time = linspace(1,1,8)'; [dCV,X] = dcovary(3,time,'linear') dCV = 1.0000 1.0000 1.0000 1.0000 1.0000 1.0000 1.0000 0.7143 1.0000 1.0000 1.0000 0.4286 1.0000 1.0000 1.0000 0.1429 1.0000 1.0000 1.0000 0.1429 1.0000 1.0000 1.0000 0.4286 1.0000 1.0000 1.0000 0.7143 1.0000 1.0000 1.0000 1.0000 X = 1.0000 1.0000 1.0000 1.0000 1.0000 1.0000 1.0000 1.0000 1.0000 0.7143 1.0000 1.0000 1.0000 1.0000 0.4286 1.0000 1.0000 1.0000 1.0000 0.1429 1.0000 1.0000 1.0000 1.0000 0.1429 1.0000 1.0000 1.0000 1.0000 0.4286 1.0000 1.0000 1.0000 1.0000 0.7143 1.0000 1.0000 1.0000 1.0000 1.0000
The column vector time
is a fixed factor, normalized to values
between ±1
. The number of rows in the fixed factor specifies
the number of runs in the design. The resulting design dCV
gives
factor settings for the three controlled model factors at each time.
Specify Categorical Factors
Categorical factors take values in a discrete set of levels. Both cordexch
and rowexch
have a 'categorical'
parameter that
allows you to specify the indices of categorical factors and a
'levels'
parameter that allows you to specify a number of
levels for each factor.
For example, the following eightrun design is for a linear additive model with five factors in which the final factor is categorical with three levels:
dCEcat = cordexch(5,8,'linear','categorical',5,'levels',3) dCEcat = 1 1 1 1 2 1 1 1 1 3 1 1 1 1 3 1 1 1 1 2 1 1 1 1 3 1 1 1 1 1 1 1 1 1 3 1 1 1 1 1
Specify Candidate Sets
The rowexchange algorithm exchanges rows of an initial design matrix
X with rows from a design matrix C
evaluated at a candidate set of feasible treatments. The rowexch
function automatically generates a C
appropriate for a specified model, operating in two steps by calling the candgen
and candexch
functions in sequence. Provide your own
C by calling candexch
directly.
For example, the following uses rowexch
to generate a fiverun design for a twofactor pure
quadratic model using a candidate set that is produced internally:
dRE1 = rowexch(2,5,'purequadratic','tries',10) dRE1 = 1 1 0 0 1 1 1 0 1 1
The same thing can be done using candgen
and candexch
in sequence:

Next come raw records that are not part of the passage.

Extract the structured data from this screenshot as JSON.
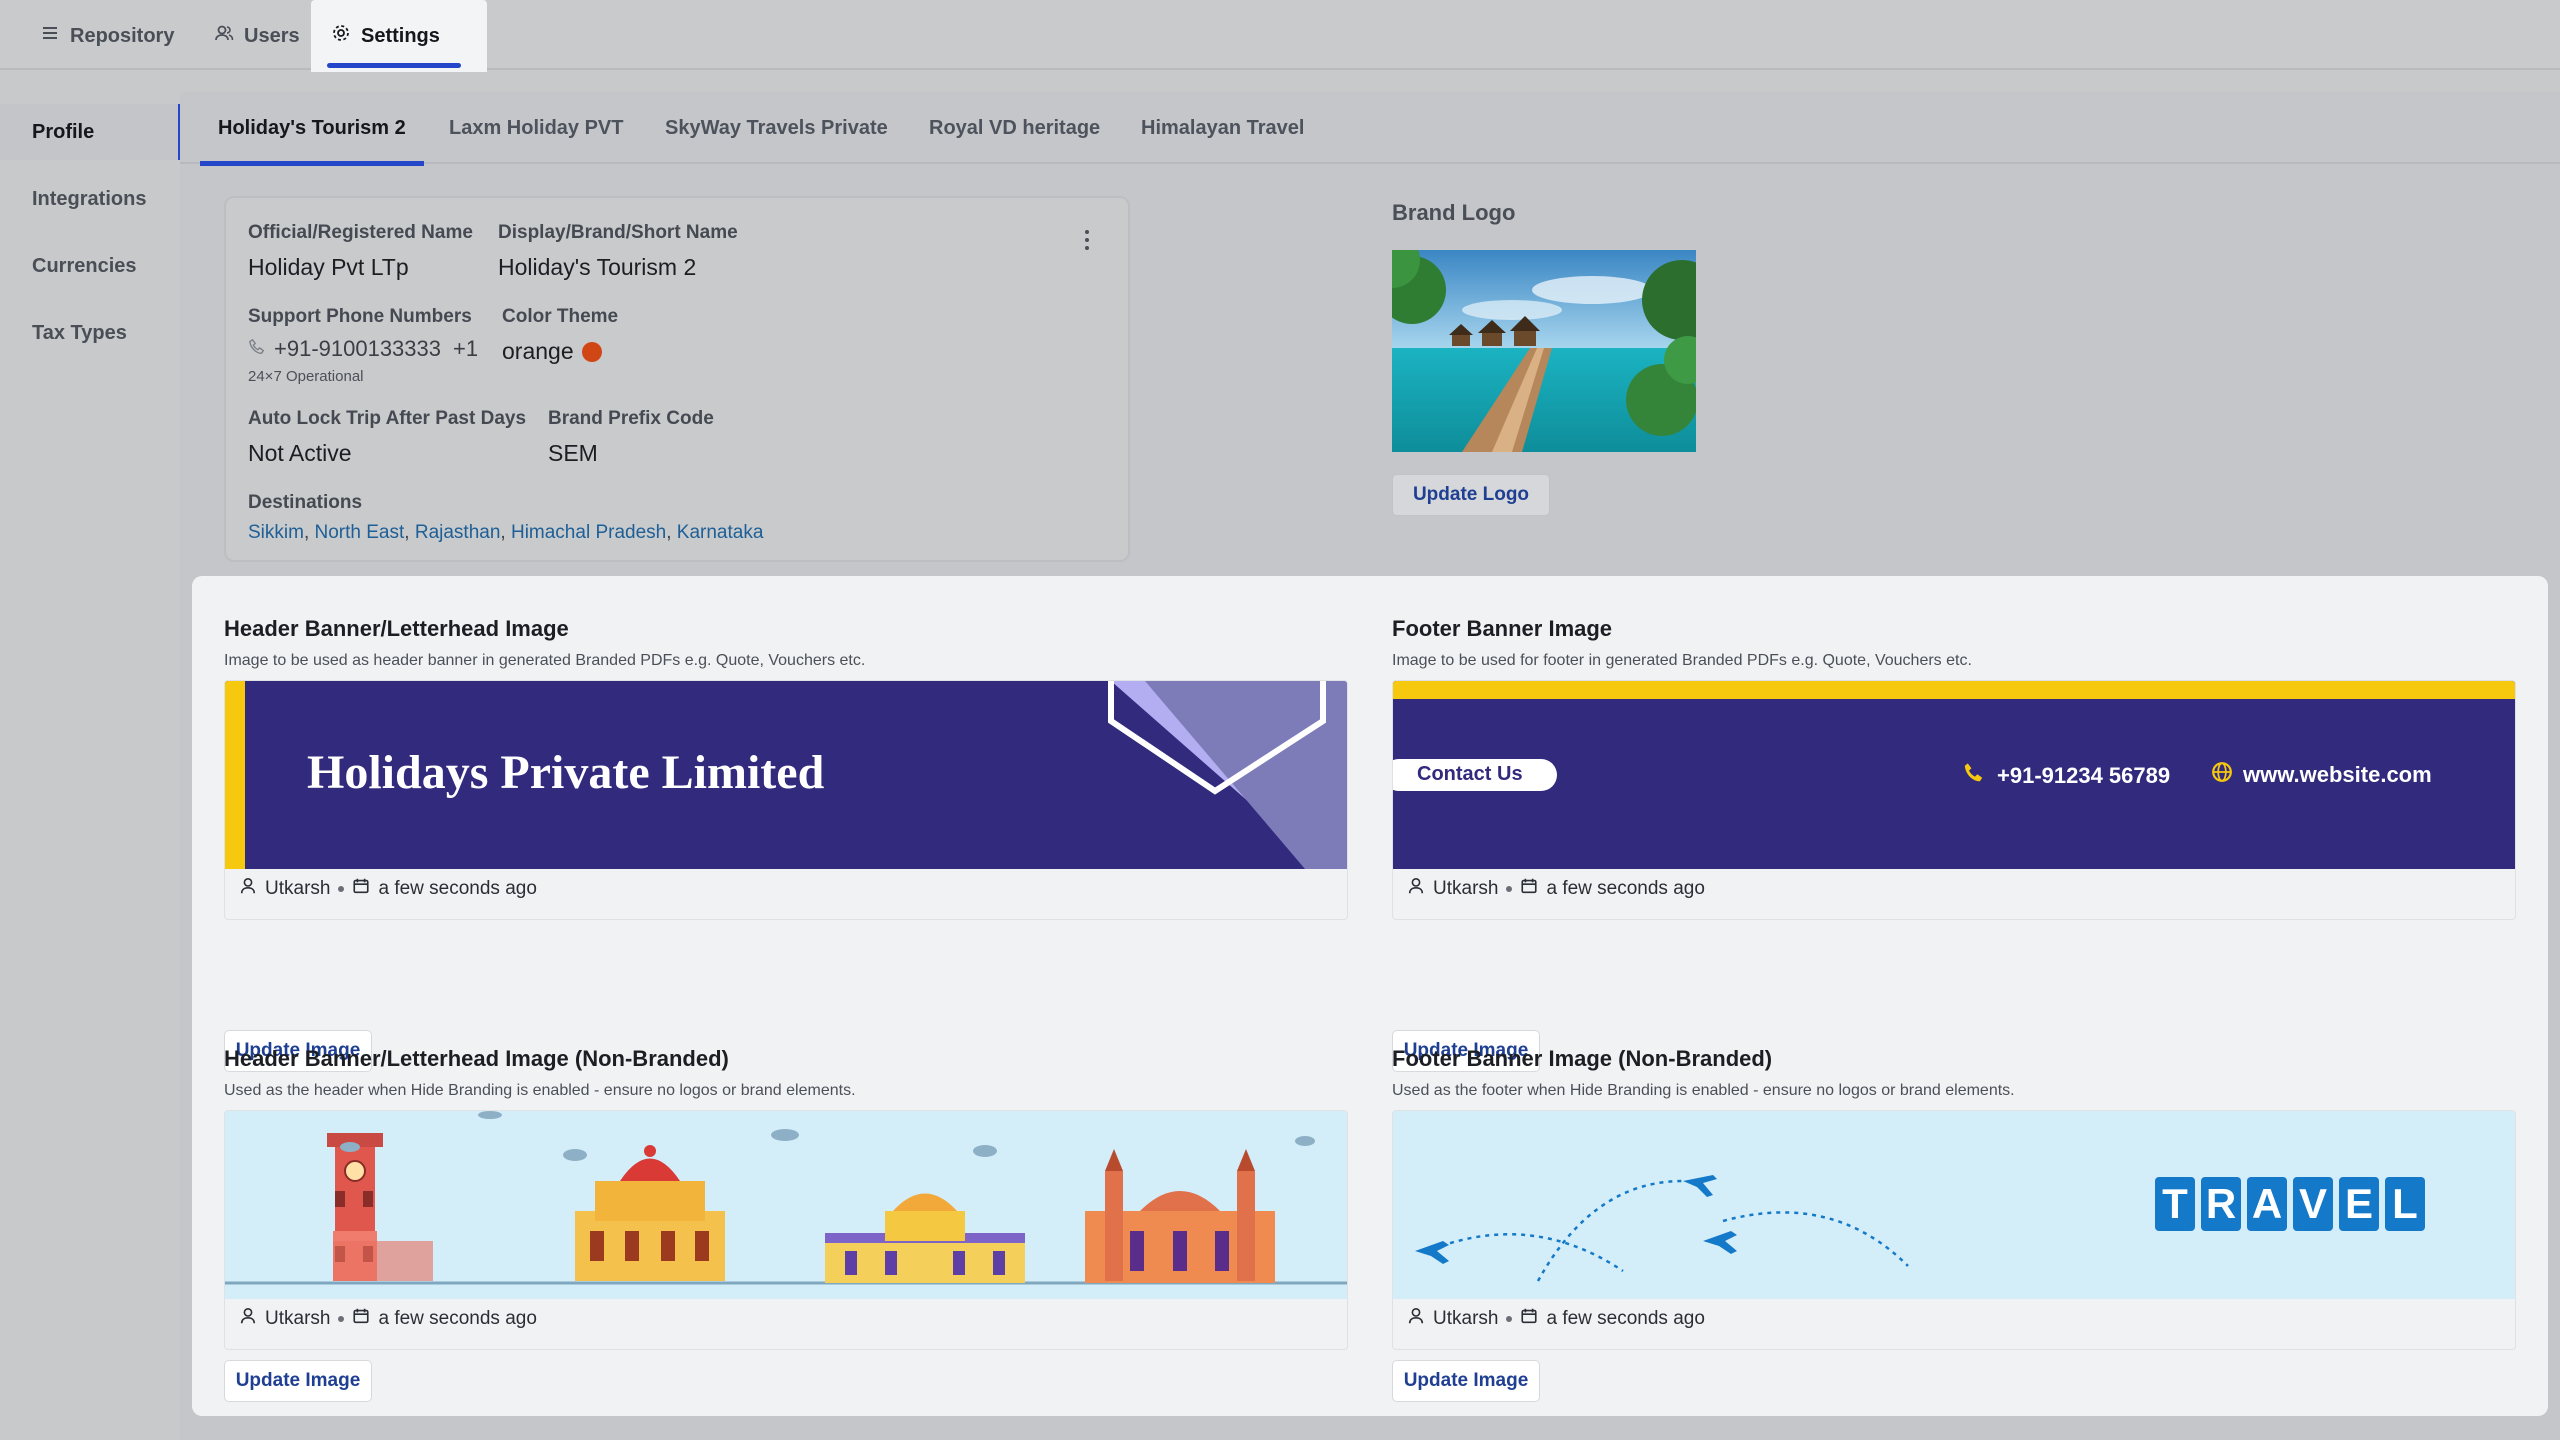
{
  "topnav": {
    "tabs": [
      {
        "label": "Repository",
        "icon": "list-icon"
      },
      {
        "label": "Users",
        "icon": "users-icon"
      },
      {
        "label": "Settings",
        "icon": "gear-icon"
      }
    ],
    "active": "Settings"
  },
  "sidebar": {
    "items": [
      {
        "label": "Profile"
      },
      {
        "label": "Integrations"
      },
      {
        "label": "Currencies"
      },
      {
        "label": "Tax Types"
      }
    ],
    "active": "Profile"
  },
  "brand_tabs": {
    "items": [
      {
        "label": "Holiday's Tourism 2"
      },
      {
        "label": "Laxm Holiday PVT"
      },
      {
        "label": "SkyWay Travels Private"
      },
      {
        "label": "Royal VD heritage"
      },
      {
        "label": "Himalayan Travel"
      }
    ],
    "active": "Holiday's Tourism 2"
  },
  "profile": {
    "official_name_label": "Official/Registered Name",
    "official_name": "Holiday Pvt LTp",
    "display_name_label": "Display/Brand/Short Name",
    "display_name": "Holiday's Tourism 2",
    "phone_label": "Support Phone Numbers",
    "phone": "+91-9100133333",
    "phone_more": "+1",
    "phone_note": "24×7 Operational",
    "color_label": "Color Theme",
    "color_value": "orange",
    "color_hex": "#d04614",
    "autolock_label": "Auto Lock Trip After Past Days",
    "autolock_value": "Not Active",
    "prefix_label": "Brand Prefix Code",
    "prefix_value": "SEM",
    "destinations_label": "Destinations",
    "destinations": [
      "Sikkim",
      "North East",
      "Rajasthan",
      "Himachal Pradesh",
      "Karnataka"
    ]
  },
  "brand_logo": {
    "title": "Brand Logo",
    "button": "Update Logo"
  },
  "banners": {
    "header": {
      "title": "Header Banner/Letterhead Image",
      "desc": "Image to be used as header banner in generated Branded PDFs e.g. Quote, Vouchers etc.",
      "image_text": "Holidays Private Limited",
      "user": "Utkarsh",
      "time": "a few seconds ago",
      "button": "Update Image"
    },
    "footer": {
      "title": "Footer Banner Image",
      "desc": "Image to be used for footer in generated Branded PDFs e.g. Quote, Vouchers etc.",
      "image_contact": "Contact Us",
      "image_phone": "+91-91234 56789",
      "image_web": "www.website.com",
      "user": "Utkarsh",
      "time": "a few seconds ago",
      "button": "Update Image"
    },
    "header_nb": {
      "title": "Header Banner/Letterhead Image (Non-Branded)",
      "desc": "Used as the header when Hide Branding is enabled - ensure no logos or brand elements.",
      "user": "Utkarsh",
      "time": "a few seconds ago",
      "button": "Update Image"
    },
    "footer_nb": {
      "title": "Footer Banner Image (Non-Branded)",
      "desc": "Used as the footer when Hide Branding is enabled - ensure no logos or brand elements.",
      "image_word": [
        "T",
        "R",
        "A",
        "V",
        "E",
        "L"
      ],
      "user": "Utkarsh",
      "time": "a few seconds ago",
      "button": "Update Image"
    }
  },
  "colors": {
    "accent": "#2446c9",
    "banner_navy": "#312a7d",
    "banner_yellow": "#f6c90e",
    "travel_blue": "#1479c9",
    "sky": "#d3eef9"
  }
}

[dC,C] = candgen(2,'purequadratic') % Candidate set, C dC = 1 1 0 1 1 1 1 0 0 0 1 0 1 1 0 1 1 1 C = 1 1 1 1 1 1 0 1 0 1 1 1 1 1 1 1 1 0 1 0 1 0 0 0 0 1 1 0 1 0 1 1 1 1 1 1 0 1 0 1 1 1 1 1 1 treatments = candexch(C,5,'tries',10) % Dopt subset treatments = 2 1 7 3 4 dRE2 = dC(treatments,:) % Display design dRE2 = 0 1 1 1 1 1 1 1 1 0
You can replace C
in this example with a design matrix
evaluated at your own candidate set. For example, suppose your experiment is
constrained so that the two factors cannot have extreme settings simultaneously. The
following produces a restricted candidate set:
constraint = sum(abs(dC),2) < 2; % Feasible treatments my_dC = dC(constraint,:) my_dC = 0 1 1 0 0 0 1 0 0 1
Use the x2fx
function to convert the candidate
set to a design matrix:
my_C = x2fx(my_dC,'purequadratic') my_C = 1 0 1 0 1 1 1 0 1 0 1 0 0 0 0 1 1 0 1 0 1 0 1 0 1
Find the required design in the same manner:
my_treatments = candexch(my_C,5,'tries',10) % Dopt subset my_treatments = 2 4 5 1 3 my_dRE = my_dC(my_treatments,:) % Display design my_dRE = 1 0 1 0 0 1 0 1 0 0